__TRY IT__. The expected output is every line below, reproduced exactly.

__ENTRIES PROVIDED__.

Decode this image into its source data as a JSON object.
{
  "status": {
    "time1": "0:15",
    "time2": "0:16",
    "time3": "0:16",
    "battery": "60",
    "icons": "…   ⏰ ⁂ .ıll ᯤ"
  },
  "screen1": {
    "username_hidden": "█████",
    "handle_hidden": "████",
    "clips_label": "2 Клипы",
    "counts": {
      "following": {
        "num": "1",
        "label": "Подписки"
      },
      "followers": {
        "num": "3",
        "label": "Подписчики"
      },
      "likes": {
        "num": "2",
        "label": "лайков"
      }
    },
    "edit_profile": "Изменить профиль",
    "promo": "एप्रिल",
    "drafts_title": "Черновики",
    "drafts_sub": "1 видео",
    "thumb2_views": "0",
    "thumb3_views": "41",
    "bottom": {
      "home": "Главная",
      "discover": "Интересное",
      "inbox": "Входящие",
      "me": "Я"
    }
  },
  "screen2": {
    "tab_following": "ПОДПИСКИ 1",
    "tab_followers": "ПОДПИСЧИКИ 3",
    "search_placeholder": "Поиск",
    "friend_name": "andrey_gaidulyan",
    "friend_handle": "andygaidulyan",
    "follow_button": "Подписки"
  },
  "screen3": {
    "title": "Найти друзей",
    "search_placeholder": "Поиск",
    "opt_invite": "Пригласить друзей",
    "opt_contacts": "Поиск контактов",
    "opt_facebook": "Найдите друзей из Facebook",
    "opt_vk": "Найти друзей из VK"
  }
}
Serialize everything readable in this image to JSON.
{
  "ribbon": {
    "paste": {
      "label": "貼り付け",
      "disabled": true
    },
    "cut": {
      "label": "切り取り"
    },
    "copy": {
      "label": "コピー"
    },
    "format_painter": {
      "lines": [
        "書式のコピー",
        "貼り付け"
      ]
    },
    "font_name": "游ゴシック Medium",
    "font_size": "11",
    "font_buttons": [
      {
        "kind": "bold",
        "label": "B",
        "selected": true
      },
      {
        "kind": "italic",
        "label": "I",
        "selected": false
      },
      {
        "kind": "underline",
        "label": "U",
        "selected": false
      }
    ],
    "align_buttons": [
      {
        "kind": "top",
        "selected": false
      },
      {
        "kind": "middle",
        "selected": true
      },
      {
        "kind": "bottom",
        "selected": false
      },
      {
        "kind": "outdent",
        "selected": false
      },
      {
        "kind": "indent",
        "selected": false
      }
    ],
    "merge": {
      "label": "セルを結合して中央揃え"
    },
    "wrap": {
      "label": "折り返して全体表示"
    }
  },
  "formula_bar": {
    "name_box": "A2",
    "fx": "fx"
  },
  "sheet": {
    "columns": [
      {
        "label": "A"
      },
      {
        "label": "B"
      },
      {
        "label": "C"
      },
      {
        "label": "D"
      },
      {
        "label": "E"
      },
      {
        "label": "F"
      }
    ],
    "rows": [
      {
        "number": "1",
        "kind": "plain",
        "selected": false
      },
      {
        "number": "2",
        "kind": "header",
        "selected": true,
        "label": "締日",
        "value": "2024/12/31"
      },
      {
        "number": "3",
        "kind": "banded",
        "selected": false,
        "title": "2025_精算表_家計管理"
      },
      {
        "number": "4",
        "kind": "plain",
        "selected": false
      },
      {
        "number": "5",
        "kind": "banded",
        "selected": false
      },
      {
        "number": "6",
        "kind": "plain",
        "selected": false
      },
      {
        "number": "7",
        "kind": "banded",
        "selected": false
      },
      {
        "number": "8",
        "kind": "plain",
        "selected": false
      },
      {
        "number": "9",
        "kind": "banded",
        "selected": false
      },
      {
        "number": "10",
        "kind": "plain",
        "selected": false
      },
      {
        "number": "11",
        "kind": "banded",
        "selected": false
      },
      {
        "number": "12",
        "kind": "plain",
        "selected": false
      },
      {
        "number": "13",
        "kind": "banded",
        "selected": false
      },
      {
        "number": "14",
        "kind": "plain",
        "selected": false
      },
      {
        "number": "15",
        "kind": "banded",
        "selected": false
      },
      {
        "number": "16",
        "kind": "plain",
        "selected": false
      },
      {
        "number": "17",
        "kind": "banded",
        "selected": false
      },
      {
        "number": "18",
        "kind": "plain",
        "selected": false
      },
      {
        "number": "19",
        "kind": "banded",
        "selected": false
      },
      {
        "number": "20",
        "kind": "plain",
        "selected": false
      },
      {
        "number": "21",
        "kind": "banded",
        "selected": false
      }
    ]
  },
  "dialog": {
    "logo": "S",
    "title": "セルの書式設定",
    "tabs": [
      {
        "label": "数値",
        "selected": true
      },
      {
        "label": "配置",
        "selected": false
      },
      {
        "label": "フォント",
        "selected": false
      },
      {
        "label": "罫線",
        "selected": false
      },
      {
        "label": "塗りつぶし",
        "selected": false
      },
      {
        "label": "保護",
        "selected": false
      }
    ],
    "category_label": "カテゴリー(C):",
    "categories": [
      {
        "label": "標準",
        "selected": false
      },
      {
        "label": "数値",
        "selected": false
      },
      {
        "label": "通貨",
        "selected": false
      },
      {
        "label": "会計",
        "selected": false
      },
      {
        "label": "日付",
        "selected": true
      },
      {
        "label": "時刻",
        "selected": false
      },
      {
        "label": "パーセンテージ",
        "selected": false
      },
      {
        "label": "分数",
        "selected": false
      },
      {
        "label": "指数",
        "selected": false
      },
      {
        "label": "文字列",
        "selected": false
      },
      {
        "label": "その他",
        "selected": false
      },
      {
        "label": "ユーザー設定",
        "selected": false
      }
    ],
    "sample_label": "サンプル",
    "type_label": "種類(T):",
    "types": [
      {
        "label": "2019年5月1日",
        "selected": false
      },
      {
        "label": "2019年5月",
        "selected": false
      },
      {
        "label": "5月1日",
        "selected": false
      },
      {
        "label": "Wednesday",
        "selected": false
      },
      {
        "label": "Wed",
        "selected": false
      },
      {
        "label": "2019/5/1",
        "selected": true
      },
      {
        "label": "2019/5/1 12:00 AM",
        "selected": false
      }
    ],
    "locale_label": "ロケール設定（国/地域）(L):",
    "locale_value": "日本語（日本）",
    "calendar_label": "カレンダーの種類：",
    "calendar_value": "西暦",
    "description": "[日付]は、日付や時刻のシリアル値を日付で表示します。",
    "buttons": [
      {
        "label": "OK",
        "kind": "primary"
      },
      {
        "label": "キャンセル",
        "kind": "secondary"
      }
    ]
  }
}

__OUTPUT FOR THIS EXERCISE__.
Decode this image into its source data as a JSON object.
{
  "status": {
    "time1": "0:15",
    "time2": "0:16",
    "time3": "0:16",
    "battery": "60",
    "icons": "…   ⏰ ⁂ .ıll ᯤ"
  },
  "screen1": {
    "username_hidden": "█████",
    "handle_hidden": "████",
    "clips_label": "2 Клипы",
    "counts": {
      "following": {
        "num": "1",
        "label": "Подписки"
      },
      "followers": {
        "num": "3",
        "label": "Подписчики"
      },
      "likes": {
        "num": "2",
        "label": "лайков"
      }
    },
    "edit_profile": "Изменить профиль",
    "promo": "एप्रिल",
    "drafts_title": "Черновики",
    "drafts_sub": "1 видео",
    "thumb2_views": "0",
    "thumb3_views": "41",
    "bottom": {
      "home": "Главная",
      "discover": "Интересное",
      "inbox": "Входящие",
      "me": "Я"
    }
  },
  "screen2": {
    "tab_following": "ПОДПИСКИ 1",
    "tab_followers": "ПОДПИСЧИКИ 3",
    "search_placeholder": "Поиск",
    "friend_name": "andrey_gaidulyan",
    "friend_handle": "andygaidulyan",
    "follow_button": "Подписки"
  },
  "screen3": {
    "title": "Найти друзей",
    "search_placeholder": "Поиск",
    "opt_invite": "Пригласить друзей",
    "opt_contacts": "Поиск контактов",
    "opt_facebook": "Найдите друзей из Facebook",
    "opt_vk": "Найти друзей из VK"
  }
}
Serialize everything readable in this image to JSON.
{
  "ribbon": {
    "paste": {
      "label": "貼り付け",
      "disabled": true
    },
    "cut": {
      "label": "切り取り"
    },
    "copy": {
      "label": "コピー"
    },
    "format_painter": {
      "lines": [
        "書式のコピー",
        "貼り付け"
      ]
    },
    "font_name": "游ゴシック Medium",
    "font_size": "11",
    "font_buttons": [
      {
        "kind": "bold",
        "label": "B",
        "selected": true
      },
      {
        "kind": "italic",
        "label": "I",
        "selected": false
      },
      {
        "kind": "underline",
        "label": "U",
        "selected": false
      }
    ],
    "align_buttons": [
      {
        "kind": "top",
        "selected": false
      },
      {
        "kind": "middle",
        "selected": true
      },
      {
        "kind": "bottom",
        "selected": false
      },
      {
        "kind": "outdent",
        "selected": false
      },
      {
        "kind": "indent",
        "selected": false
      }
    ],
    "merge": {
      "label": "セルを結合して中央揃え"
    },
    "wrap": {
      "label": "折り返して全体表示"
    }
  },
  "formula_bar": {
    "name_box": "A2",
    "fx": "fx"
  },
  "sheet": {
    "columns": [
      {
        "label": "A"
      },
      {
        "label": "B"
      },
      {
        "label": "C"
      },
      {
        "label": "D"
      },
      {
        "label": "E"
      },
      {
        "label": "F"
      }
    ],
    "rows": [
      {
        "number": "1",
        "kind": "plain",
        "selected": false
      },
      {
        "number": "2",
        "kind": "header",
        "selected": true,
        "label": "締日",
        "value": "2024/12/31"
      },
      {
        "number": "3",
        "kind": "banded",
        "selected": false,
        "title": "2025_精算表_家計管理"
      },
      {
        "number": "4",
        "kind": "plain",
        "selected": false
      },
      {
        "number": "5",
        "kind": "banded",
        "selected": false
      },
      {
        "number": "6",
        "kind": "plain",
        "selected": false
      },
      {
        "number": "7",
        "kind": "banded",
        "selected": false
      },
      {
        "number": "8",
        "kind": "plain",
        "selected": false
      },
      {
        "number": "9",
        "kind": "banded",
        "selected": false
      },
      {
        "number": "10",
        "kind": "plain",
        "selected": false
      },
      {
        "number": "11",
        "kind": "banded",
        "selected": false
      },
      {
        "number": "12",
        "kind": "plain",
        "selected": false
      },
      {
        "number": "13",
        "kind": "banded",
        "selected": false
      },
      {
        "number": "14",
        "kind": "plain",
        "selected": false
      },
      {
        "number": "15",
        "kind": "banded",
        "selected": false
      },
      {
        "number": "16",
        "kind": "plain",
        "selected": false
      },
      {
        "number": "17",
        "kind": "banded",
        "selected": false
      },
      {
        "number": "18",
        "kind": "plain",
        "selected": false
      },
      {
        "number": "19",
        "kind": "banded",
        "selected": false
      },
      {
        "number": "20",
        "kind": "plain",
        "selected": false
      },
      {
        "number": "21",
        "kind": "banded",
        "selected": false
      }
    ]
  },
  "dialog": {
    "logo": "S",
    "title": "セルの書式設定",
    "tabs": [
      {
        "label": "数値",
        "selected": true
      },
      {
        "label": "配置",
        "selected": false
      },
      {
        "label": "フォント",
        "selected": false
      },
      {
        "label": "罫線",
        "selected": false
      },
      {
        "label": "塗りつぶし",
        "selected": false
      },
      {
        "label": "保護",
        "selected": false
      }
    ],
    "category_label": "カテゴリー(C):",
    "categories": [
      {
        "label": "標準",
        "selected": false
      },
      {
        "label": "数値",
        "selected": false
      },
      {
        "label": "通貨",
        "selected": false
      },
      {
        "label": "会計",
        "selected": false
      },
      {
        "label": "日付",
        "selected": true
      },
      {
        "label": "時刻",
        "selected": false
      },
      {
        "label": "パーセンテージ",
        "selected": false
      },
      {
        "label": "分数",
        "selected": false
      },
      {
        "label": "指数",
        "selected": false
      },
      {
        "label": "文字列",
        "selected": false
      },
      {
        "label": "その他",
        "selected": false
      },
      {
        "label": "ユーザー設定",
        "selected": false
      }
    ],
    "sample_label": "サンプル",
    "type_label": "種類(T):",
    "types": [
      {
        "label": "2019年5月1日",
        "selected": false
      },
      {
        "label": "2019年5月",
        "selected": false
      },
      {
        "label": "5月1日",
        "selected": false
      },
      {
        "label": "Wednesday",
        "selected": false
      },
      {
        "label": "Wed",
        "selected": false
      },
      {
        "label": "2019/5/1",
        "selected": true
      },
      {
        "label": "2019/5/1 12:00 AM",
        "selected": false
      }
    ],
    "locale_label": "ロケール設定（国/地域）(L):",
    "locale_value": "日本語（日本）",
    "calendar_label": "カレンダーの種類：",
    "calendar_value": "西暦",
    "description": "[日付]は、日付や時刻のシリアル値を日付で表示します。",
    "buttons": [
      {
        "label": "OK",
        "kind": "primary"
      },
      {
        "label": "キャンセル",
        "kind": "secondary"
      }
    ]
  }
}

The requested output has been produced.